[Dataset rows for apps and sites]
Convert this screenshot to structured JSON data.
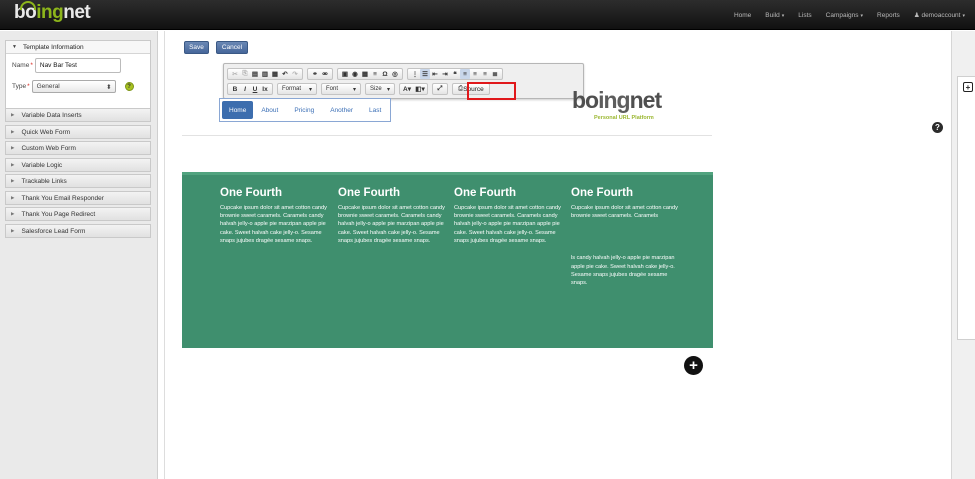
{
  "brand": {
    "name_part1": "bo",
    "name_part2": "ing",
    "name_part3": "net"
  },
  "topnav": {
    "items": [
      {
        "label": "Home"
      },
      {
        "label": "Build"
      },
      {
        "label": "Lists"
      },
      {
        "label": "Campaigns"
      },
      {
        "label": "Reports"
      },
      {
        "label": "demoaccount"
      }
    ]
  },
  "sidebar": {
    "open_panel": {
      "title": "Template Information",
      "name_label": "Name",
      "name_value": "Nav Bar Test",
      "type_label": "Type",
      "type_value": "General",
      "required_mark": "*"
    },
    "items": [
      {
        "label": "Variable Data Inserts"
      },
      {
        "label": "Quick Web Form"
      },
      {
        "label": "Custom Web Form"
      },
      {
        "label": "Variable Logic"
      },
      {
        "label": "Trackable Links"
      },
      {
        "label": "Thank You Email Responder"
      },
      {
        "label": "Thank You Page Redirect"
      },
      {
        "label": "Salesforce Lead Form"
      }
    ]
  },
  "actions": {
    "save": "Save",
    "cancel": "Cancel"
  },
  "editor_toolbar": {
    "format": "Format",
    "font": "Font",
    "size": "Size",
    "source": "Source"
  },
  "nav_demo": {
    "items": [
      {
        "label": "Home"
      },
      {
        "label": "About"
      },
      {
        "label": "Pricing"
      },
      {
        "label": "Another"
      },
      {
        "label": "Last"
      }
    ]
  },
  "canvas_brand": {
    "word1": "bo",
    "word2": "ing",
    "word3": "net",
    "tagline": "Personal URL Platform"
  },
  "columns": [
    {
      "heading": "One Fourth",
      "text": "Cupcake ipsum dolor sit amet cotton candy brownie sweet caramels. Caramels candy halvah jelly-o apple pie marzipan apple pie cake. Sweet halvah cake jelly-o. Sesame snaps jujubes dragée sesame snaps."
    },
    {
      "heading": "One Fourth",
      "text": "Cupcake ipsum dolor sit amet cotton candy brownie sweet caramels. Caramels candy halvah jelly-o apple pie marzipan apple pie cake. Sweet halvah cake jelly-o. Sesame snaps jujubes dragée sesame snaps."
    },
    {
      "heading": "One Fourth",
      "text": "Cupcake ipsum dolor sit amet cotton candy brownie sweet caramels. Caramels candy halvah jelly-o apple pie marzipan apple pie cake. Sweet halvah cake jelly-o. Sesame snaps jujubes dragée sesame snaps."
    },
    {
      "heading": "One Fourth",
      "text": "Cupcake ipsum dolor sit amet cotton candy brownie sweet caramels. Caramels",
      "text2": "ls candy halvah jelly-o apple pie marzipan apple pie cake. Sweet halvah cake jelly-o. Sesame snaps jujubes dragée sesame snaps."
    }
  ],
  "colors": {
    "navbar": "#1a1a1a",
    "brand_green": "#8db61b",
    "section_green": "#3f8f6e",
    "button_blue": "#46669a",
    "highlight_red": "#e0181b"
  }
}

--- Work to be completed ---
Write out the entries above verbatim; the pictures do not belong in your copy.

--- Reply to the exercise ---
Convert this screenshot to structured JSON data.
{
  "brand": {
    "name_part1": "bo",
    "name_part2": "ing",
    "name_part3": "net"
  },
  "topnav": {
    "items": [
      {
        "label": "Home"
      },
      {
        "label": "Build"
      },
      {
        "label": "Lists"
      },
      {
        "label": "Campaigns"
      },
      {
        "label": "Reports"
      },
      {
        "label": "demoaccount"
      }
    ]
  },
  "sidebar": {
    "open_panel": {
      "title": "Template Information",
      "name_label": "Name",
      "name_value": "Nav Bar Test",
      "type_label": "Type",
      "type_value": "General",
      "required_mark": "*"
    },
    "items": [
      {
        "label": "Variable Data Inserts"
      },
      {
        "label": "Quick Web Form"
      },
      {
        "label": "Custom Web Form"
      },
      {
        "label": "Variable Logic"
      },
      {
        "label": "Trackable Links"
      },
      {
        "label": "Thank You Email Responder"
      },
      {
        "label": "Thank You Page Redirect"
      },
      {
        "label": "Salesforce Lead Form"
      }
    ]
  },
  "actions": {
    "save": "Save",
    "cancel": "Cancel"
  },
  "editor_toolbar": {
    "format": "Format",
    "font": "Font",
    "size": "Size",
    "source": "Source"
  },
  "nav_demo": {
    "items": [
      {
        "label": "Home"
      },
      {
        "label": "About"
      },
      {
        "label": "Pricing"
      },
      {
        "label": "Another"
      },
      {
        "label": "Last"
      }
    ]
  },
  "canvas_brand": {
    "word1": "bo",
    "word2": "ing",
    "word3": "net",
    "tagline": "Personal URL Platform"
  },
  "columns": [
    {
      "heading": "One Fourth",
      "text": "Cupcake ipsum dolor sit amet cotton candy brownie sweet caramels. Caramels candy halvah jelly-o apple pie marzipan apple pie cake. Sweet halvah cake jelly-o. Sesame snaps jujubes dragée sesame snaps."
    },
    {
      "heading": "One Fourth",
      "text": "Cupcake ipsum dolor sit amet cotton candy brownie sweet caramels. Caramels candy halvah jelly-o apple pie marzipan apple pie cake. Sweet halvah cake jelly-o. Sesame snaps jujubes dragée sesame snaps."
    },
    {
      "heading": "One Fourth",
      "text": "Cupcake ipsum dolor sit amet cotton candy brownie sweet caramels. Caramels candy halvah jelly-o apple pie marzipan apple pie cake. Sweet halvah cake jelly-o. Sesame snaps jujubes dragée sesame snaps."
    },
    {
      "heading": "One Fourth",
      "text": "Cupcake ipsum dolor sit amet cotton candy brownie sweet caramels. Caramels",
      "text2": "ls candy halvah jelly-o apple pie marzipan apple pie cake. Sweet halvah cake jelly-o. Sesame snaps jujubes dragée sesame snaps."
    }
  ],
  "colors": {
    "navbar": "#1a1a1a",
    "brand_green": "#8db61b",
    "section_green": "#3f8f6e",
    "button_blue": "#46669a",
    "highlight_red": "#e0181b"
  }
}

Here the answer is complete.